Work required
Please look for the string "JSON" below and report every line in which it occurs.

Items from a data source:
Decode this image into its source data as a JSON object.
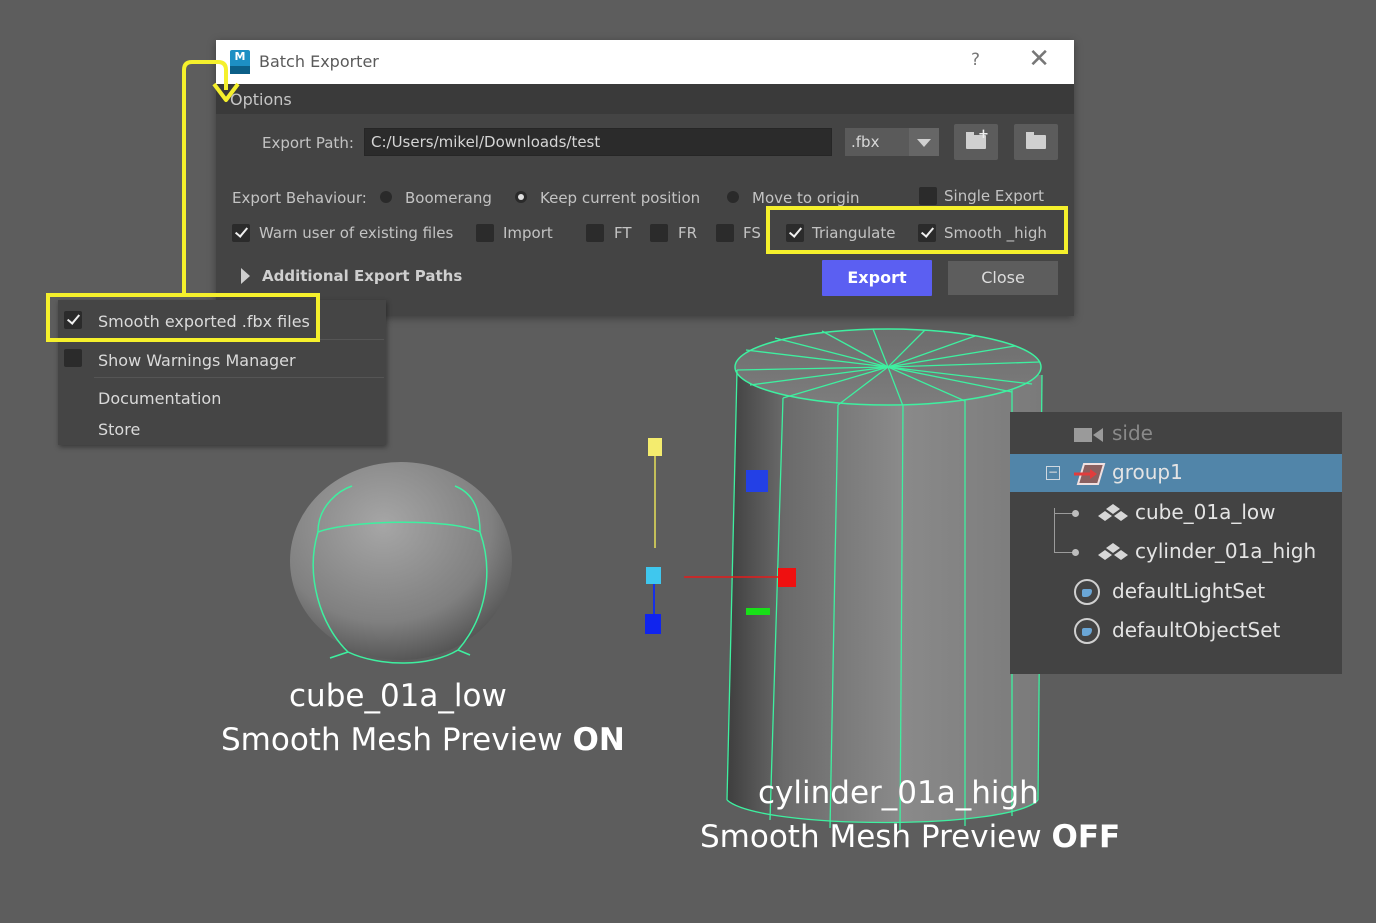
{
  "window": {
    "title": "Batch Exporter",
    "help": "?",
    "menu": "Options"
  },
  "export_path": {
    "label": "Export Path:",
    "value": "C:/Users/mikel/Downloads/test",
    "format": ".fbx"
  },
  "behaviour": {
    "label": "Export Behaviour:",
    "options": [
      "Boomerang",
      "Keep current position",
      "Move to origin"
    ],
    "selected": "Keep current position",
    "single_export": "Single Export"
  },
  "checkboxes": {
    "warn": "Warn user of existing files",
    "import": "Import",
    "ft": "FT",
    "fr": "FR",
    "fs": "FS",
    "triangulate": "Triangulate",
    "smooth": "Smooth _high"
  },
  "additional_paths": "Additional Export Paths",
  "buttons": {
    "export": "Export",
    "close": "Close"
  },
  "options_menu": {
    "smooth_fbx": "Smooth exported .fbx files",
    "warnings": "Show Warnings Manager",
    "documentation": "Documentation",
    "store": "Store"
  },
  "outliner": {
    "camera": "side",
    "group": "group1",
    "child1": "cube_01a_low",
    "child2": "cylinder_01a_high",
    "set1": "defaultLightSet",
    "set2": "defaultObjectSet"
  },
  "captions": {
    "cube_name": "cube_01a_low",
    "cube_state_prefix": "Smooth Mesh Preview ",
    "cube_state": "ON",
    "cyl_name": "cylinder_01a_high",
    "cyl_state_prefix": "Smooth Mesh Preview ",
    "cyl_state": "OFF"
  },
  "colors": {
    "highlight": "#f5f02c",
    "wireframe": "#3ef0a0",
    "export_button": "#5b5ff2",
    "selection": "#5185a9"
  }
}
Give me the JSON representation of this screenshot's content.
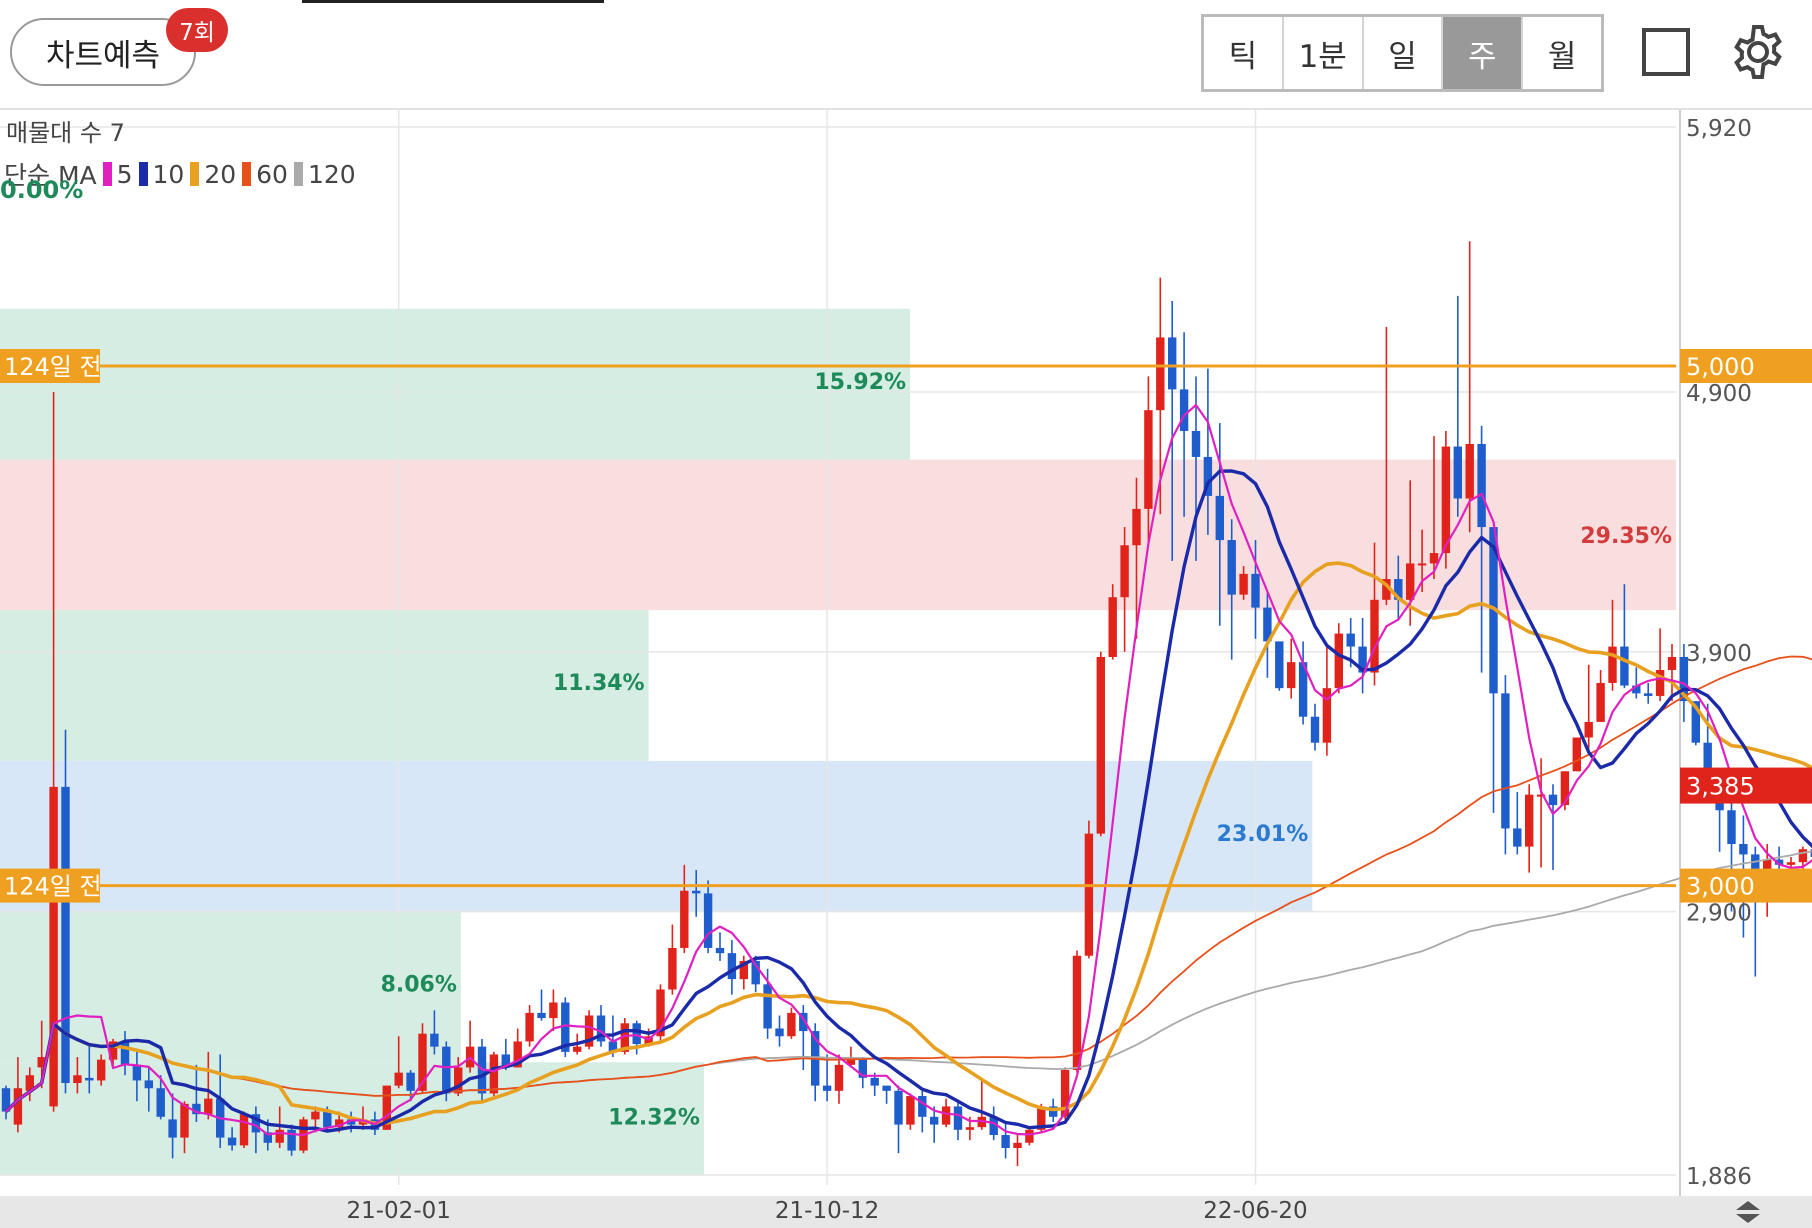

Task solution
Decode this image into its source data as a JSON object.
Give me the JSON representation of this screenshot's content.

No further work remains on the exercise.